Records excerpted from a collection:
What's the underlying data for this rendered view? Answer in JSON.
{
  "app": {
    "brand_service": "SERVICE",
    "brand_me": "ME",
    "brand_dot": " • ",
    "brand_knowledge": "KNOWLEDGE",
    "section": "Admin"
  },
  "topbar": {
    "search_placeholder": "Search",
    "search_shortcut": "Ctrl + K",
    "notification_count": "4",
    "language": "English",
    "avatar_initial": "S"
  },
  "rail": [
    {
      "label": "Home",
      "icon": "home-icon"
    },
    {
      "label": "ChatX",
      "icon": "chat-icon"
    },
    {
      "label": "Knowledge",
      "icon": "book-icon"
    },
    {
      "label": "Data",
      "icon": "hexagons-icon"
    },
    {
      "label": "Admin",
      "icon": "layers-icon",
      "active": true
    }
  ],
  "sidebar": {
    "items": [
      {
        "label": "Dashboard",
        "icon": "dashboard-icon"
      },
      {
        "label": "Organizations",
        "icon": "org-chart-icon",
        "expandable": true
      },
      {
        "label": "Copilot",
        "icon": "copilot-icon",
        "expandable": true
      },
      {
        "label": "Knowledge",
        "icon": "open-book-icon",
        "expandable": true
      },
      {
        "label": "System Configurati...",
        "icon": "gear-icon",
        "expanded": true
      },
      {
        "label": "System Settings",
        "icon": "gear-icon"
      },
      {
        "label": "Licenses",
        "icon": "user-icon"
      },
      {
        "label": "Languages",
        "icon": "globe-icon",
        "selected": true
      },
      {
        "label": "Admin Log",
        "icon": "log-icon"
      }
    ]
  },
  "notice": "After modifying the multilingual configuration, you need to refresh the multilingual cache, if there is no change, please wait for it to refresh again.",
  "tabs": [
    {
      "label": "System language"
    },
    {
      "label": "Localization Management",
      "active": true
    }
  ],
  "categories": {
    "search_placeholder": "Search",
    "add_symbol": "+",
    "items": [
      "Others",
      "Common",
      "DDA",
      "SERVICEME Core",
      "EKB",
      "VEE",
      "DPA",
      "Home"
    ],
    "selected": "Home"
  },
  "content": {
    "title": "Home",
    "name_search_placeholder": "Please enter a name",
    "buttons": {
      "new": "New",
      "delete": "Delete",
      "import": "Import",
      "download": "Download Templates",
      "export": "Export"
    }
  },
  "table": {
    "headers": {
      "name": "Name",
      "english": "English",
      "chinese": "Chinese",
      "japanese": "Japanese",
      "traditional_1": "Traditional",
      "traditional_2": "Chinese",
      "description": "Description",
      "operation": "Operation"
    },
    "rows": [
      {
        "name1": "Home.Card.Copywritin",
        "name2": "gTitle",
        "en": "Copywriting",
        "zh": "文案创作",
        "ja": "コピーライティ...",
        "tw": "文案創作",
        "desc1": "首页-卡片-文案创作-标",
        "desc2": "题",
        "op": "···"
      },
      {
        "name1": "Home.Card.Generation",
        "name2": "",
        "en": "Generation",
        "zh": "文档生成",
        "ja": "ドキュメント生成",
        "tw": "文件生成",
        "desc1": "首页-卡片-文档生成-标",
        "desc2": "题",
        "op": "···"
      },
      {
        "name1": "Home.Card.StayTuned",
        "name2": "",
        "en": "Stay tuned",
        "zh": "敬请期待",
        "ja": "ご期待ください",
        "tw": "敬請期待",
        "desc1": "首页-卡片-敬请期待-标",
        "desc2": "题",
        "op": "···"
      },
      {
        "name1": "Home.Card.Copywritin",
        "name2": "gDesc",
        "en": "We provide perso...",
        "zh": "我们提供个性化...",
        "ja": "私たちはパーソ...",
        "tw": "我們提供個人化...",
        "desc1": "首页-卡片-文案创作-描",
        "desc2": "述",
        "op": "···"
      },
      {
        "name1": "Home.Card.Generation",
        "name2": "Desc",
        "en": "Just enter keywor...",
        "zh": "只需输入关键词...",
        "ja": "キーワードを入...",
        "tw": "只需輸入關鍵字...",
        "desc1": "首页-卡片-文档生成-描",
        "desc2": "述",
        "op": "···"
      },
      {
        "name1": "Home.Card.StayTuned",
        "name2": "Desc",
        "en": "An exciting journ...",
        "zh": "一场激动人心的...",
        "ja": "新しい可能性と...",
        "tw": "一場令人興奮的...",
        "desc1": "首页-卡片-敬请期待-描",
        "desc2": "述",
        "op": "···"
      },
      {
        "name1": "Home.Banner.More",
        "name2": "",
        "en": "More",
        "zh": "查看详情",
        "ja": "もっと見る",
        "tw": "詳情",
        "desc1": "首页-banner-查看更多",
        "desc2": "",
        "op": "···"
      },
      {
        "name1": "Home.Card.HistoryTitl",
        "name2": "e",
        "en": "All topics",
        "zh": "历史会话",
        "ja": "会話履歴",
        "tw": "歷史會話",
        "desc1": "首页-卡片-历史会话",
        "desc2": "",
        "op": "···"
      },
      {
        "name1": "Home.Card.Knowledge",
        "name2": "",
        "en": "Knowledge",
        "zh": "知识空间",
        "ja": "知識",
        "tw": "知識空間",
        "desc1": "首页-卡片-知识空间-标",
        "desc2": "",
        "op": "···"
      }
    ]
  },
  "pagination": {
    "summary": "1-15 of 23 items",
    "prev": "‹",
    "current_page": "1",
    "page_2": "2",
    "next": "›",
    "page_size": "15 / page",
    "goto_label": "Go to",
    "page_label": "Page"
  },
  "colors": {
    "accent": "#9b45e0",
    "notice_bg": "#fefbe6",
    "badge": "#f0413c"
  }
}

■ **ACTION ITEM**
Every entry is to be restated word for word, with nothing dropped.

■ **THE ANSWER**
What's the underlying data for this rendered view? Answer in JSON.
{
  "app": {
    "brand_service": "SERVICE",
    "brand_me": "ME",
    "brand_dot": " • ",
    "brand_knowledge": "KNOWLEDGE",
    "section": "Admin"
  },
  "topbar": {
    "search_placeholder": "Search",
    "search_shortcut": "Ctrl + K",
    "notification_count": "4",
    "language": "English",
    "avatar_initial": "S"
  },
  "rail": [
    {
      "label": "Home",
      "icon": "home-icon"
    },
    {
      "label": "ChatX",
      "icon": "chat-icon"
    },
    {
      "label": "Knowledge",
      "icon": "book-icon"
    },
    {
      "label": "Data",
      "icon": "hexagons-icon"
    },
    {
      "label": "Admin",
      "icon": "layers-icon",
      "active": true
    }
  ],
  "sidebar": {
    "items": [
      {
        "label": "Dashboard",
        "icon": "dashboard-icon"
      },
      {
        "label": "Organizations",
        "icon": "org-chart-icon",
        "expandable": true
      },
      {
        "label": "Copilot",
        "icon": "copilot-icon",
        "expandable": true
      },
      {
        "label": "Knowledge",
        "icon": "open-book-icon",
        "expandable": true
      },
      {
        "label": "System Configurati...",
        "icon": "gear-icon",
        "expanded": true
      },
      {
        "label": "System Settings",
        "icon": "gear-icon"
      },
      {
        "label": "Licenses",
        "icon": "user-icon"
      },
      {
        "label": "Languages",
        "icon": "globe-icon",
        "selected": true
      },
      {
        "label": "Admin Log",
        "icon": "log-icon"
      }
    ]
  },
  "notice": "After modifying the multilingual configuration, you need to refresh the multilingual cache, if there is no change, please wait for it to refresh again.",
  "tabs": [
    {
      "label": "System language"
    },
    {
      "label": "Localization Management",
      "active": true
    }
  ],
  "categories": {
    "search_placeholder": "Search",
    "add_symbol": "+",
    "items": [
      "Others",
      "Common",
      "DDA",
      "SERVICEME Core",
      "EKB",
      "VEE",
      "DPA",
      "Home"
    ],
    "selected": "Home"
  },
  "content": {
    "title": "Home",
    "name_search_placeholder": "Please enter a name",
    "buttons": {
      "new": "New",
      "delete": "Delete",
      "import": "Import",
      "download": "Download Templates",
      "export": "Export"
    }
  },
  "table": {
    "headers": {
      "name": "Name",
      "english": "English",
      "chinese": "Chinese",
      "japanese": "Japanese",
      "traditional_1": "Traditional",
      "traditional_2": "Chinese",
      "description": "Description",
      "operation": "Operation"
    },
    "rows": [
      {
        "name1": "Home.Card.Copywritin",
        "name2": "gTitle",
        "en": "Copywriting",
        "zh": "文案创作",
        "ja": "コピーライティ...",
        "tw": "文案創作",
        "desc1": "首页-卡片-文案创作-标",
        "desc2": "题",
        "op": "···"
      },
      {
        "name1": "Home.Card.Generation",
        "name2": "",
        "en": "Generation",
        "zh": "文档生成",
        "ja": "ドキュメント生成",
        "tw": "文件生成",
        "desc1": "首页-卡片-文档生成-标",
        "desc2": "题",
        "op": "···"
      },
      {
        "name1": "Home.Card.StayTuned",
        "name2": "",
        "en": "Stay tuned",
        "zh": "敬请期待",
        "ja": "ご期待ください",
        "tw": "敬請期待",
        "desc1": "首页-卡片-敬请期待-标",
        "desc2": "题",
        "op": "···"
      },
      {
        "name1": "Home.Card.Copywritin",
        "name2": "gDesc",
        "en": "We provide perso...",
        "zh": "我们提供个性化...",
        "ja": "私たちはパーソ...",
        "tw": "我們提供個人化...",
        "desc1": "首页-卡片-文案创作-描",
        "desc2": "述",
        "op": "···"
      },
      {
        "name1": "Home.Card.Generation",
        "name2": "Desc",
        "en": "Just enter keywor...",
        "zh": "只需输入关键词...",
        "ja": "キーワードを入...",
        "tw": "只需輸入關鍵字...",
        "desc1": "首页-卡片-文档生成-描",
        "desc2": "述",
        "op": "···"
      },
      {
        "name1": "Home.Card.StayTuned",
        "name2": "Desc",
        "en": "An exciting journ...",
        "zh": "一场激动人心的...",
        "ja": "新しい可能性と...",
        "tw": "一場令人興奮的...",
        "desc1": "首页-卡片-敬请期待-描",
        "desc2": "述",
        "op": "···"
      },
      {
        "name1": "Home.Banner.More",
        "name2": "",
        "en": "More",
        "zh": "查看详情",
        "ja": "もっと見る",
        "tw": "詳情",
        "desc1": "首页-banner-查看更多",
        "desc2": "",
        "op": "···"
      },
      {
        "name1": "Home.Card.HistoryTitl",
        "name2": "e",
        "en": "All topics",
        "zh": "历史会话",
        "ja": "会話履歴",
        "tw": "歷史會話",
        "desc1": "首页-卡片-历史会话",
        "desc2": "",
        "op": "···"
      },
      {
        "name1": "Home.Card.Knowledge",
        "name2": "",
        "en": "Knowledge",
        "zh": "知识空间",
        "ja": "知識",
        "tw": "知識空間",
        "desc1": "首页-卡片-知识空间-标",
        "desc2": "",
        "op": "···"
      }
    ]
  },
  "pagination": {
    "summary": "1-15 of 23 items",
    "prev": "‹",
    "current_page": "1",
    "page_2": "2",
    "next": "›",
    "page_size": "15 / page",
    "goto_label": "Go to",
    "page_label": "Page"
  },
  "colors": {
    "accent": "#9b45e0",
    "notice_bg": "#fefbe6",
    "badge": "#f0413c"
  }
}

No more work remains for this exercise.